House 9

Be it enacted by the Senate and House of Representatives in General Court assembled, and by the authority of the same, as follows:

SECTION 1.  Section 10 of chapter 12A of the General Laws, as appearing in the 2010 Official Edition, is hereby amended by striking out the second paragraph and inserting in place thereof the following:-
The inspector general may also refer audit or investigative findings to the state ethics commission, or to any other federal, state or local agency, that has an interest in said findings.

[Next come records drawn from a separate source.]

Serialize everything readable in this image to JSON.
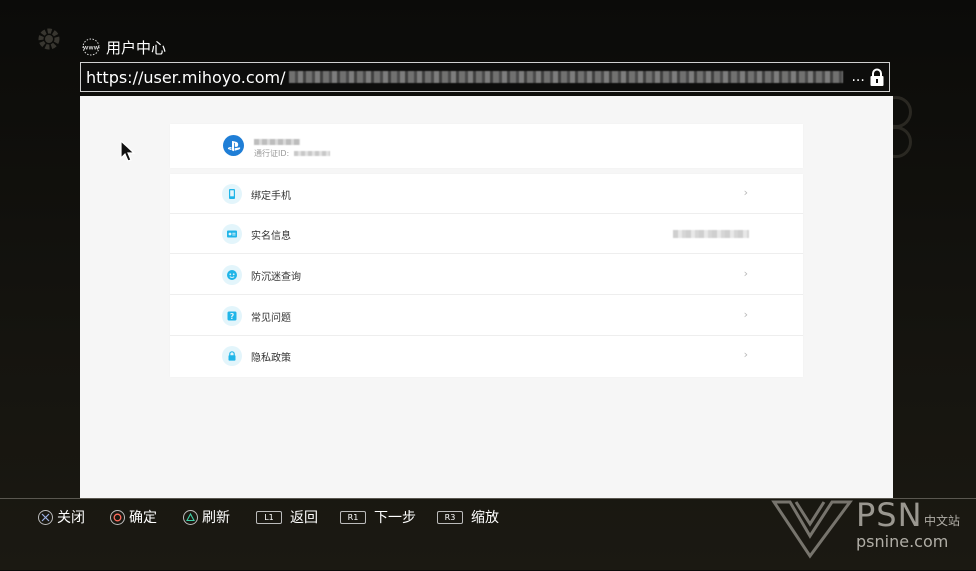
{
  "window": {
    "title": "用户中心",
    "url_visible": "https://user.mihoyo.com/",
    "url_ellipsis": "..."
  },
  "profile": {
    "id_label": "通行证ID:"
  },
  "menu": [
    {
      "label": "绑定手机",
      "icon": "phone-icon",
      "trailing": "chevron"
    },
    {
      "label": "实名信息",
      "icon": "id-card-icon",
      "trailing": "blurred-value"
    },
    {
      "label": "防沉迷查询",
      "icon": "anti-addiction-icon",
      "trailing": "chevron"
    },
    {
      "label": "常见问题",
      "icon": "question-icon",
      "trailing": "chevron"
    },
    {
      "label": "隐私政策",
      "icon": "lock-icon",
      "trailing": "chevron"
    }
  ],
  "bottom_hints": [
    {
      "button": "cross",
      "label": "关闭"
    },
    {
      "button": "circle",
      "label": "确定"
    },
    {
      "button": "triangle",
      "label": "刷新"
    },
    {
      "button": "L1",
      "label": "返回"
    },
    {
      "button": "R1",
      "label": "下一步"
    },
    {
      "button": "R3",
      "label": "缩放"
    }
  ],
  "watermark": {
    "brand": "PSN",
    "cn": "中文站",
    "domain": "psnine.com"
  },
  "colors": {
    "accent": "#1fb5e8",
    "ps_blue": "#1f7ed6",
    "content_bg": "#f6f6f6"
  }
}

SECTION 2.  Chapter 12A of the General Laws, as so appearing, is hereby amended by striking out section 15 and inserting in place thereof the following:
Section 15. Whenever the inspector general has reason to believe that a person has information with respect to any matter which is within the inspector general’s jurisdiction to investigate, he may require by summons the attendance and testimony under oath of said person.
Such summons shall be served by the inspector general or anyone duly authorized by him, in the same manner as a summons for a witness in a civil case issued on behalf of the commonwealth, and all provisions of law relative to such summons issued in such case shall apply to a summons issued under this section.
A witness required by summons to attend and testify under oath and produce books and records shall be given not less than 48 hours’ notice of the time and place of the taking of testimony, unless such notice shall unduly interfere with the conduct of the investigation.
Such witness, at the time of service of said summons, shall be notified of the matter under investigation concerning which such witness will be required to testify and shall be given a copy of the rules of procedures adopted by the inspector general, shall be notified that his testimony will be taken at a private session, and whether the witness is a subject of an investigation. A subject of an investigation is a person whose conduct is within the scope of the investigation. The failure to furnish such witness with any notice or information required to be given by this section shall cause the said summons to be invalid.
In addition, the witness shall be notified that he has a right to consult with and to have an attorney present at the time the testimony is taken and that he has a constitutional right not to furnish or produce evidence which may tend to incriminate him.
A person summonsed to attend and testify under oath shall appear and testify under oath before the inspector general or an employee of the office who is an attorney admitted to practice in the commonwealth.  The attorney general or his designee may also attend.
The terms of any such summons must be reasonable, and the information sought from the summonsed witness must be reasonably related to the subject matter under investigation. No such summons may be issued for purposes of harassment or for any illegitimate or improper purpose. All constitutional and statutory rights and privileges which exist with respect to any summons issued by a court, including the privilege against self-incrimination, shall have the same force and effect with respect to any such summons issued by the inspector general.
A summonsed person may object to the summons served upon him in advance of the return date of the summons by a complaint in the nature of a motion to quash filed in the superior court department of the trial court in Suffolk county. The filing of a complaint in the nature of a motion to quash shall stay all pending summons until further order of the superior court. Any justice of the superior court may, upon application by the inspector general, issue an order to compel the attendance of witnesses summonsed as aforesaid and the giving of testimony under oath in furtherance of any audit or investigation under this chapter in the same manner and to the same extent as before the superior court. Failure to obey any order of the court with respect to said summons may be punished by said court as contempt.
Any summons issued pursuant to this section shall not be made public by the inspector general or any persons subject to his direction or person designated to hear testimony under this section, and testimony given shall be governed by the same provisions with reference to secrecy which govern grand jury proceedings. Whoever violates the provisions of this paragraph shall be punished by imprisonment for not more than six months in a jail or house of correction or by a fine of not more than $1000. The previous sentence notwithstanding, disclosure of such testimony may be made to such members of the staff of the office of inspector general as is deemed necessary by the inspector general to assist him in the performance of his duties and responsibilities under this chapter and such members of the staff may be present at the taking of such testimony.  The inspector general may also disclose such testimony to the attorney general, the United States Attorney or a district attorney of competent jurisdiction in connection with a referral or criminal proceeding.